Combating organised crime in South Africa
Organised crime obstructs the healthy functioning of democratic society, especially in the case of developing countries, like South Africa. Organised criminal groups threaten the well-being of a country’s citizens, while contravening its laws and financial rules. Hence, combating organised crime requires the implementation of harsh measures, which citizens should support for the good of democracy in general and the rule of law in specific. Organised criminal groups flourish in developing countries where border controls are weak, corruption levels are high, law enforcement is deteriorating and trade and communication barriers are removed. After 1994, South Africa’s re-entry into the international community coincided with an increase of international travel, as well as better banking systems, cell phone technology and communication networks. South Africa is thus increasingly being used as a conduit for organised crime, which generates large amounts of funds that enable organised criminal groups to penetrate and corrupt both government and commercial entities. While South African criminal law does not provide a general definition of the concept "organised crime", the South African Police Service Act sets out certain criteria or circumstances under which criminal conduct will be regarded as organised crime. It is submitted that this situation causes a lack of conceptual clarity, which in turn hampers the effective combating of the phenomenon. Over the years South Africa adopted various international instruments aimed at combating organised crime, most significant of which is the United Nations Convention against Transnational Organised Crime (2000), which requires Member Parties to implement legislative measures to disrupt organised criminal groups. However, since the dawn of democracy in South Africa in the early 1990’s, the country has been facing its own unique challenges in combating organised crime, which are explored in this study. Adding to the complexity of the phenomenon is the influence which America has had on the international view of organised crime, as well as the international strategies and policies aimed at combating it. The American influence has not escaped South Africa, as the Prevention of Organised Crime Act is largely based on the American Racketeer Influenced and Corrupt Organisations Act, resulting in the South African law courts turning to their American counterparts for guidance on interpreting and applying the relevant legislative provisions. Other legislative measures aimed at combating organised crime in South Africa are also explored in this study. The law enforcement entities tasked with the combating of organised crime in South Africa fall short in the implementation of the legislative tools at their disposal, especially when compared with their counterparts in the United Kingdom, with whom South African law enforcement structures have close historical ties. Several recommendations are therefore made to strengthen and empower the South African law enforcement structures to effectively disrupt organised criminal groups.
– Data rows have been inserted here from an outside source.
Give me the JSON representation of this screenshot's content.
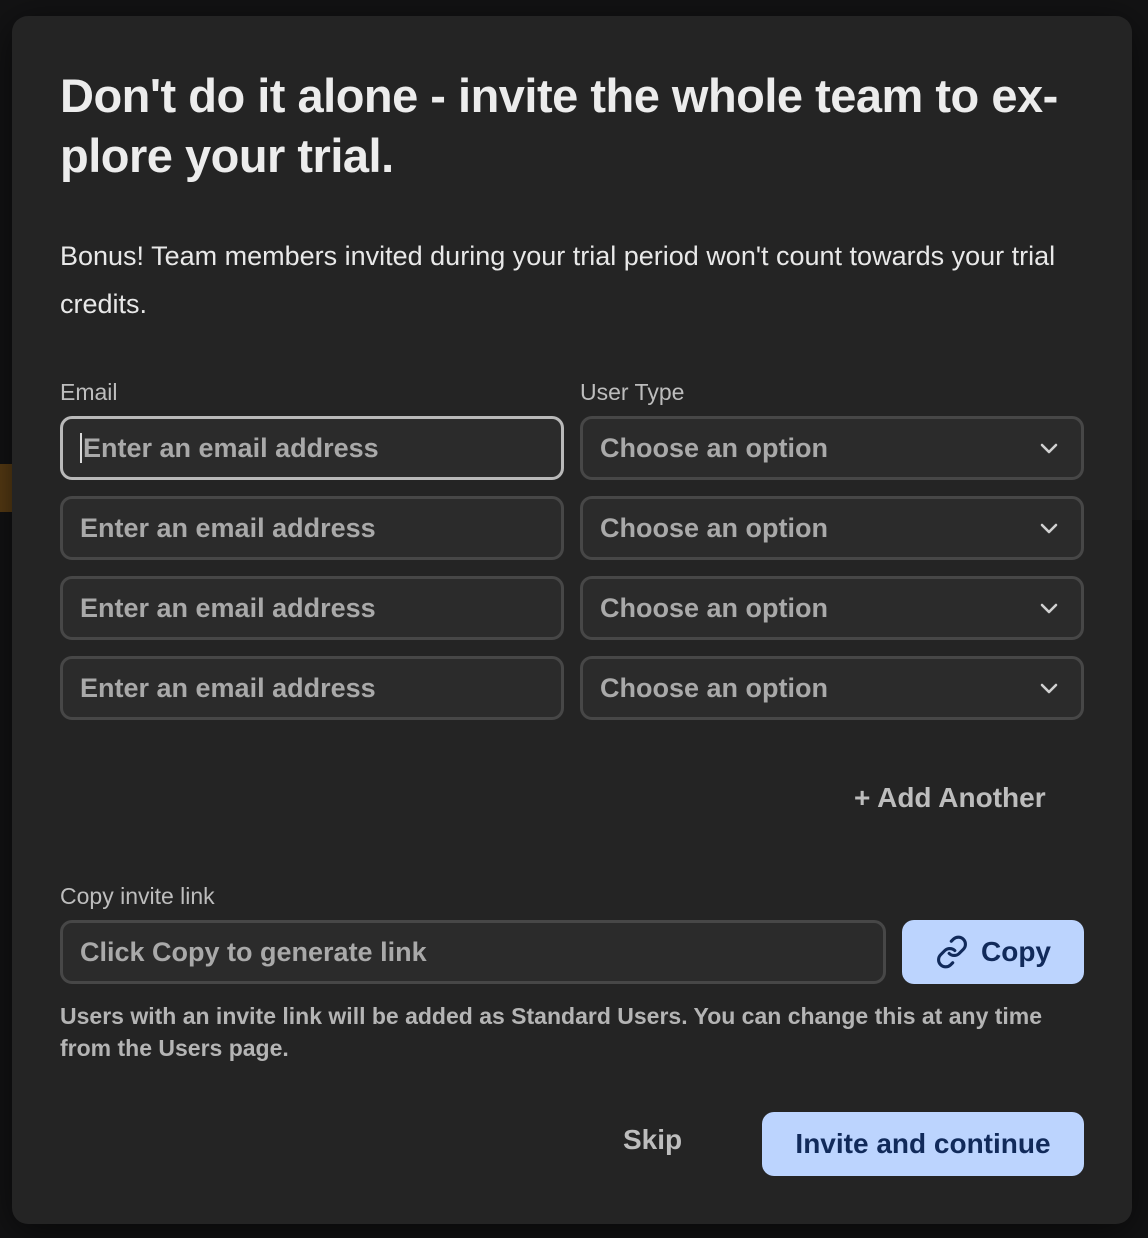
{
  "modal": {
    "title": "Don't do it alone - invite the whole team to ex-plore your trial.",
    "subtitle": "Bonus! Team members invited during your trial period won't count towards your trial credits."
  },
  "form": {
    "email_label": "Email",
    "user_type_label": "User Type",
    "rows": [
      {
        "email_placeholder": "Enter an email address",
        "user_type_value": "Choose an option"
      },
      {
        "email_placeholder": "Enter an email address",
        "user_type_value": "Choose an option"
      },
      {
        "email_placeholder": "Enter an email address",
        "user_type_value": "Choose an option"
      },
      {
        "email_placeholder": "Enter an email address",
        "user_type_value": "Choose an option"
      }
    ],
    "add_another_label": "+ Add Another"
  },
  "invite_link": {
    "label": "Copy invite link",
    "placeholder": "Click Copy to generate link",
    "copy_label": "Copy",
    "copy_icon": "link-icon",
    "note": "Users with an invite link will be added as Standard Users. You can change this at any time from the Users page."
  },
  "footer": {
    "skip_label": "Skip",
    "invite_label": "Invite and continue"
  },
  "colors": {
    "modal_bg": "#242424",
    "accent": "#bcd4fe",
    "accent_text": "#112a5a"
  }
}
These recommendations are based on an in-depth study of definitional shortcomings; international obligations as well as local challenges; American influences; the current South African legislative framework; and comparisons with the law enforcement structures of the United Kingdom. The recommendations encompass a coordinated, multi-disciplinary approach to the combating of organised crime in South Africa.
- Law